WHAT TO PRODUCE
Copy each line from the data that has the word "range" in it.

════

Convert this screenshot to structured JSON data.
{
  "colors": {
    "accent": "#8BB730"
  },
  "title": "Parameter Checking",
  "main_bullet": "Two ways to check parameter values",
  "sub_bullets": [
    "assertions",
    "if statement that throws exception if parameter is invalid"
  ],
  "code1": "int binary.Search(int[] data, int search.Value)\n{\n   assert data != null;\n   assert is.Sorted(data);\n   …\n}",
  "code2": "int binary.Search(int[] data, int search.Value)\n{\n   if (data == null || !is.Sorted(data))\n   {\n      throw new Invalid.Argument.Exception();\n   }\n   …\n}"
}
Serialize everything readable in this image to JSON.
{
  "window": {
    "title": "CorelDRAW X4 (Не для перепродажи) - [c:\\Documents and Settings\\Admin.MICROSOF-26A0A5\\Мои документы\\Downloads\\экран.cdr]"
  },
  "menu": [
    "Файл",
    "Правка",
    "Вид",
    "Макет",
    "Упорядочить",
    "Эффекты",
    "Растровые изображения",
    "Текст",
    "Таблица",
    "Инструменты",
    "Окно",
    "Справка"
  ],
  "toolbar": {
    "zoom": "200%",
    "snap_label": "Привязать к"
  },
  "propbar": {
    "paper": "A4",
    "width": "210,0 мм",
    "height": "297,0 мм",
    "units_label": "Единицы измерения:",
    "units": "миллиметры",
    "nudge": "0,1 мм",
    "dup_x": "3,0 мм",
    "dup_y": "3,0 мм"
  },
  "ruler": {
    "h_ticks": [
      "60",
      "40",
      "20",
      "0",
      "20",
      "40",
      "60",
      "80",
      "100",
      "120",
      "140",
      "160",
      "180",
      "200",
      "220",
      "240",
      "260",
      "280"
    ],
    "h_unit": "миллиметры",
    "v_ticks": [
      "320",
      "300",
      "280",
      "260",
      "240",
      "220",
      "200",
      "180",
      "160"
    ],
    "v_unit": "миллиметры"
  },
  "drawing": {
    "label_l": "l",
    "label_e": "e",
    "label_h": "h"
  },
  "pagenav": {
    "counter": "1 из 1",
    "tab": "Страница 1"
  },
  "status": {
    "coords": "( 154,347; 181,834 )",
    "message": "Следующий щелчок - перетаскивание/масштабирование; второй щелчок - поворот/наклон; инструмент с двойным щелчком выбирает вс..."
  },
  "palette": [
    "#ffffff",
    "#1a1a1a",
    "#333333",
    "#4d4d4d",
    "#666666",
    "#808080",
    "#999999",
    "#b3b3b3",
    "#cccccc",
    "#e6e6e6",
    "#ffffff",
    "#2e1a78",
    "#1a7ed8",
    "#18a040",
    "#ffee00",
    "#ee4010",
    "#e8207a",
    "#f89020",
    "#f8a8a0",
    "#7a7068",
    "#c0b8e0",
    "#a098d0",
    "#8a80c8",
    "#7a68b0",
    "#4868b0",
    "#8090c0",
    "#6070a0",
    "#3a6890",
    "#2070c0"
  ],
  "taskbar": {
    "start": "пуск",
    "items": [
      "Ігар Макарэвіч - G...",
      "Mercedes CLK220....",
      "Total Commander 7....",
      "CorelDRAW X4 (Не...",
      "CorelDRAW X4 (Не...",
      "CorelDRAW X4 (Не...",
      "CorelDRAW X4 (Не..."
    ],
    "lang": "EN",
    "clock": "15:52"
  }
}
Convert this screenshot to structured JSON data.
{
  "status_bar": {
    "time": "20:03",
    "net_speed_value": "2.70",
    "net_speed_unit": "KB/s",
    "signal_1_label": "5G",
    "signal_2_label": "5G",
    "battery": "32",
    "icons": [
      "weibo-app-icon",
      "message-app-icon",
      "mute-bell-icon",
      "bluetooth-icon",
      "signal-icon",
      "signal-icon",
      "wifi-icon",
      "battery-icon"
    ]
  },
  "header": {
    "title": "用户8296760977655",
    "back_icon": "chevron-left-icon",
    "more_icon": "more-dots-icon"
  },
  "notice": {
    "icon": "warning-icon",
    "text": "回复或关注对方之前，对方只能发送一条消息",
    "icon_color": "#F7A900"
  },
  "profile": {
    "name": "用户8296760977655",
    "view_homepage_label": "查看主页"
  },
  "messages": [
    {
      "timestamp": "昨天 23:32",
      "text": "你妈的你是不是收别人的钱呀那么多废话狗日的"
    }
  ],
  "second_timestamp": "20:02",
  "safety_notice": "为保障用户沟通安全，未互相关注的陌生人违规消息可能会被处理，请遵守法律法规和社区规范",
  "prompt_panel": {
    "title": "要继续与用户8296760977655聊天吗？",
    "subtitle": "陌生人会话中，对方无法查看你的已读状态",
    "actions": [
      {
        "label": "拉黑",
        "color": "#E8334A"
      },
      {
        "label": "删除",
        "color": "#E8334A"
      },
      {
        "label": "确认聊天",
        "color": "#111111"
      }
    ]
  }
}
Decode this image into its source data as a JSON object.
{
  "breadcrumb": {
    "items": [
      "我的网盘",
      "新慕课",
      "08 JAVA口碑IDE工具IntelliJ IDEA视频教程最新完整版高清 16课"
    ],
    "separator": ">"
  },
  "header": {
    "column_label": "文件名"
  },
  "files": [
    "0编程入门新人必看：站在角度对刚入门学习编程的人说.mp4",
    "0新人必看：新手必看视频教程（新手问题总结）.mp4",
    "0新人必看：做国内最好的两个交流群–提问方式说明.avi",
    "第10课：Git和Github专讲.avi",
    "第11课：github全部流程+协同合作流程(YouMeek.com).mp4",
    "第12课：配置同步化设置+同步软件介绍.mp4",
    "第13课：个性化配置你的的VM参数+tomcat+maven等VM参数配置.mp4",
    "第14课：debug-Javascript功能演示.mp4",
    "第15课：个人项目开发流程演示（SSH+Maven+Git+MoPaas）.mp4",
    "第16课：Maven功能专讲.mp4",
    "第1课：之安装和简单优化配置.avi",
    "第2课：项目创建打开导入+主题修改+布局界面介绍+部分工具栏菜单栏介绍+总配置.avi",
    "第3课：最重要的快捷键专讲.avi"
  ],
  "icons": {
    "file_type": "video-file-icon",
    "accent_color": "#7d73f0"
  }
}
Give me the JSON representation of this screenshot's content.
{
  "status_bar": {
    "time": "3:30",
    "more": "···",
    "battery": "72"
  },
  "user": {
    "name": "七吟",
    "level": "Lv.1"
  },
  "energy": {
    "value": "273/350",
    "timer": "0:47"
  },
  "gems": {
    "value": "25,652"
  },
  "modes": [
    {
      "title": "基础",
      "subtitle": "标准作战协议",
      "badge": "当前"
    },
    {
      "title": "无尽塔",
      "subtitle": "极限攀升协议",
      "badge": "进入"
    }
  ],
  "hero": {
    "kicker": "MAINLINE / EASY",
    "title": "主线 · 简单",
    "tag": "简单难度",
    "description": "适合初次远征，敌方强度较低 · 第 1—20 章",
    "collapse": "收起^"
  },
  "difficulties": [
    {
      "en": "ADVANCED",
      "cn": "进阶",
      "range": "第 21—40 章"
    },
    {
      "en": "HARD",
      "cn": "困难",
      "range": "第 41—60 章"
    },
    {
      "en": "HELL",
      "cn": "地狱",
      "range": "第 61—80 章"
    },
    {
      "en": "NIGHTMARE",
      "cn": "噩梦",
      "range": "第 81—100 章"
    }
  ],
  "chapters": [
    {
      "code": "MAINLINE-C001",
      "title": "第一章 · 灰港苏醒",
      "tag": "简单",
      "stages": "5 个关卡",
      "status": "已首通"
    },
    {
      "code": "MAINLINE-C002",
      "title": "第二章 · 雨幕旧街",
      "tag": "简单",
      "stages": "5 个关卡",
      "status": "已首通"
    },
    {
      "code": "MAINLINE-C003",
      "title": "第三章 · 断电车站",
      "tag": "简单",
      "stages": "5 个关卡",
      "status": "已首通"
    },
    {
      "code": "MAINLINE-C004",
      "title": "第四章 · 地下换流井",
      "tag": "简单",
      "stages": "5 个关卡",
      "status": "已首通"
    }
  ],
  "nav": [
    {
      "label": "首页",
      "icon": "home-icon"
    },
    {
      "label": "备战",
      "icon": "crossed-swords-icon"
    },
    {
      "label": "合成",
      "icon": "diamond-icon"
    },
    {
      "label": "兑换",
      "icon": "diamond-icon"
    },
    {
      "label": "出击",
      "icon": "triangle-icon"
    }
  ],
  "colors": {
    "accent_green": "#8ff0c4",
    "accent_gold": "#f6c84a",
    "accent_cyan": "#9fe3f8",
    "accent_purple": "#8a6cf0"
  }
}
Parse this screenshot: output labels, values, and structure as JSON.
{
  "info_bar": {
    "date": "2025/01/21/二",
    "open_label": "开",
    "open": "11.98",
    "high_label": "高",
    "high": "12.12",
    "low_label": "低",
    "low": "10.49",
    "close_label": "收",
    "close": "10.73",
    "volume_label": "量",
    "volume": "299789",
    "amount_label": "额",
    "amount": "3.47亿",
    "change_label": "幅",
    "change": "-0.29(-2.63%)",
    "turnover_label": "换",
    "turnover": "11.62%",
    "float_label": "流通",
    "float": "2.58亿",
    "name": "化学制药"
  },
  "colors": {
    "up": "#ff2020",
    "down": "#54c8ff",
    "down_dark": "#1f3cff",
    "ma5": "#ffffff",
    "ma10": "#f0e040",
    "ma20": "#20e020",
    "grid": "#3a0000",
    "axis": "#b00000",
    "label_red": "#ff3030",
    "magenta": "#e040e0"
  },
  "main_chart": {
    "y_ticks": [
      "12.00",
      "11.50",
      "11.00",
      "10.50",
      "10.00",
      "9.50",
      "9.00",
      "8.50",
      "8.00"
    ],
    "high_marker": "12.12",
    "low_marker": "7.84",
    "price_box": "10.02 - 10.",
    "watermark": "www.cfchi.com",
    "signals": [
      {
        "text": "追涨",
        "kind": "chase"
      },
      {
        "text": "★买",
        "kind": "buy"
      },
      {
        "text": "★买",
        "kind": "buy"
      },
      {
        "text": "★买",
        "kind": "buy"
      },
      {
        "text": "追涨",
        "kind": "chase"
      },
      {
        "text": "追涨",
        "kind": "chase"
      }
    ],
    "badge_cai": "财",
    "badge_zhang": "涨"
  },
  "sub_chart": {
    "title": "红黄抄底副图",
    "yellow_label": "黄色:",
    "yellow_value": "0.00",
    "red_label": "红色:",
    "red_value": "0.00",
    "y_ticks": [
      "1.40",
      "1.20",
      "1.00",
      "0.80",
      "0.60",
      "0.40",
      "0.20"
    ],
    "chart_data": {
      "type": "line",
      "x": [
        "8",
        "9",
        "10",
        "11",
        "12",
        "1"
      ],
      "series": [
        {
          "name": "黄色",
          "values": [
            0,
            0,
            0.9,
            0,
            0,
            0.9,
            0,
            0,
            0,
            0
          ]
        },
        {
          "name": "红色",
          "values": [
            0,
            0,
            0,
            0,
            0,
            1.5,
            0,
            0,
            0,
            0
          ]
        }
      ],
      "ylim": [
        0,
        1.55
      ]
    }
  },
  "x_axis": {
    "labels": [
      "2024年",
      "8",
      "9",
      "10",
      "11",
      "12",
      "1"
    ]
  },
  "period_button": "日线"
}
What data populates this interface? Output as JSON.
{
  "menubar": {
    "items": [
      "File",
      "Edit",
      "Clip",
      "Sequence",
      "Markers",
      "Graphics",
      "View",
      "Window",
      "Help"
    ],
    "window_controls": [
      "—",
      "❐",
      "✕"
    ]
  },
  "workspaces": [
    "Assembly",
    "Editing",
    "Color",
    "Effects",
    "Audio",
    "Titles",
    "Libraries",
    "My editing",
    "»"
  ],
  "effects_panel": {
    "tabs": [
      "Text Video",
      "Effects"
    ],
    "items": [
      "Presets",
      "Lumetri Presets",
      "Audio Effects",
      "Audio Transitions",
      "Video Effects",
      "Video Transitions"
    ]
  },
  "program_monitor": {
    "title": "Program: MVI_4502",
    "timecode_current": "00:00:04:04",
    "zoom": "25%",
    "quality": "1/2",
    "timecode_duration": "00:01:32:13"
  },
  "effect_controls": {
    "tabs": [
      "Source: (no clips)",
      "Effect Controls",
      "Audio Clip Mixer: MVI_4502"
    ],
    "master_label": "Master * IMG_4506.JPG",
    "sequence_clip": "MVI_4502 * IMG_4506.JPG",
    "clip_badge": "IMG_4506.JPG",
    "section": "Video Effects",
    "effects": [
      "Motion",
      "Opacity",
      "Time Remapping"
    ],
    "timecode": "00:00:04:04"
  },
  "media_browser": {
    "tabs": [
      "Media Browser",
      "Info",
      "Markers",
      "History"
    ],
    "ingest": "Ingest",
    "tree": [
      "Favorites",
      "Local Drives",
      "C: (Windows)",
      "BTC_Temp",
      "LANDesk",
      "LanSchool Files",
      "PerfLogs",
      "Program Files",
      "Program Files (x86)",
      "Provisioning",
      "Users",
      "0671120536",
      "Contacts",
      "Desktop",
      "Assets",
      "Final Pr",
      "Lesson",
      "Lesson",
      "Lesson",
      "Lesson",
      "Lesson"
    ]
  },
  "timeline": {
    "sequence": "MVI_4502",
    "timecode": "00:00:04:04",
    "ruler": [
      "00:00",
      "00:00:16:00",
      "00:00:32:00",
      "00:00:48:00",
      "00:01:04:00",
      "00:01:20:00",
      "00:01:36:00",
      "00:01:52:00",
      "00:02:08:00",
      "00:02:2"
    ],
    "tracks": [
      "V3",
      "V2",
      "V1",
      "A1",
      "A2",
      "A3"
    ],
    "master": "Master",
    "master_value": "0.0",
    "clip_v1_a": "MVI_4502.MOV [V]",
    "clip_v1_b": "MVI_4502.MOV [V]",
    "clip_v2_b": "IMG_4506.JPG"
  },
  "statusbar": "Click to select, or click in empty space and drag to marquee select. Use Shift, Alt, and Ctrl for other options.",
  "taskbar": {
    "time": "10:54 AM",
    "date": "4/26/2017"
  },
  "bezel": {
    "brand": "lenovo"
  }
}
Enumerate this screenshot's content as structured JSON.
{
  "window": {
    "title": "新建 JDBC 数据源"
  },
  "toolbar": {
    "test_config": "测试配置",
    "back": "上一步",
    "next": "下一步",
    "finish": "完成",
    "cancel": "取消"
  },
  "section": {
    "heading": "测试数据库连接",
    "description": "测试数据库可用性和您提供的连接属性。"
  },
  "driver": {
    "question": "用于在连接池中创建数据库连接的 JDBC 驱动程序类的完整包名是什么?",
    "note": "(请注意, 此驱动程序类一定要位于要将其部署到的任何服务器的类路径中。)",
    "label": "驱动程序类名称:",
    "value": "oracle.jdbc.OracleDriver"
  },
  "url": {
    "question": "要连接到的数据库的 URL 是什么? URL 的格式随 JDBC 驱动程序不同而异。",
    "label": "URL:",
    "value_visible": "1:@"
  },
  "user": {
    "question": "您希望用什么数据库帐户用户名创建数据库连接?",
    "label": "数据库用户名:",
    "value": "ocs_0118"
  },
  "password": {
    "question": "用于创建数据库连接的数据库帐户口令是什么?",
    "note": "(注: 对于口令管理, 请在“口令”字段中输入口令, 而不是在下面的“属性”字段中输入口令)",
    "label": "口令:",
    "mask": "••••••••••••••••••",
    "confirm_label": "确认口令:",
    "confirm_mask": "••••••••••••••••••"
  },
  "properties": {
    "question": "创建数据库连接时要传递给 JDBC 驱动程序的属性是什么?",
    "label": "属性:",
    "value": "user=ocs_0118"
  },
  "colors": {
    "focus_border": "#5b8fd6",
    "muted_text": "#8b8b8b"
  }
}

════

RESPONSE
      "range": "第 21—40 章"
      "range": "第 41—60 章"
      "range": "第 61—80 章"
      "range": "第 81—100 章"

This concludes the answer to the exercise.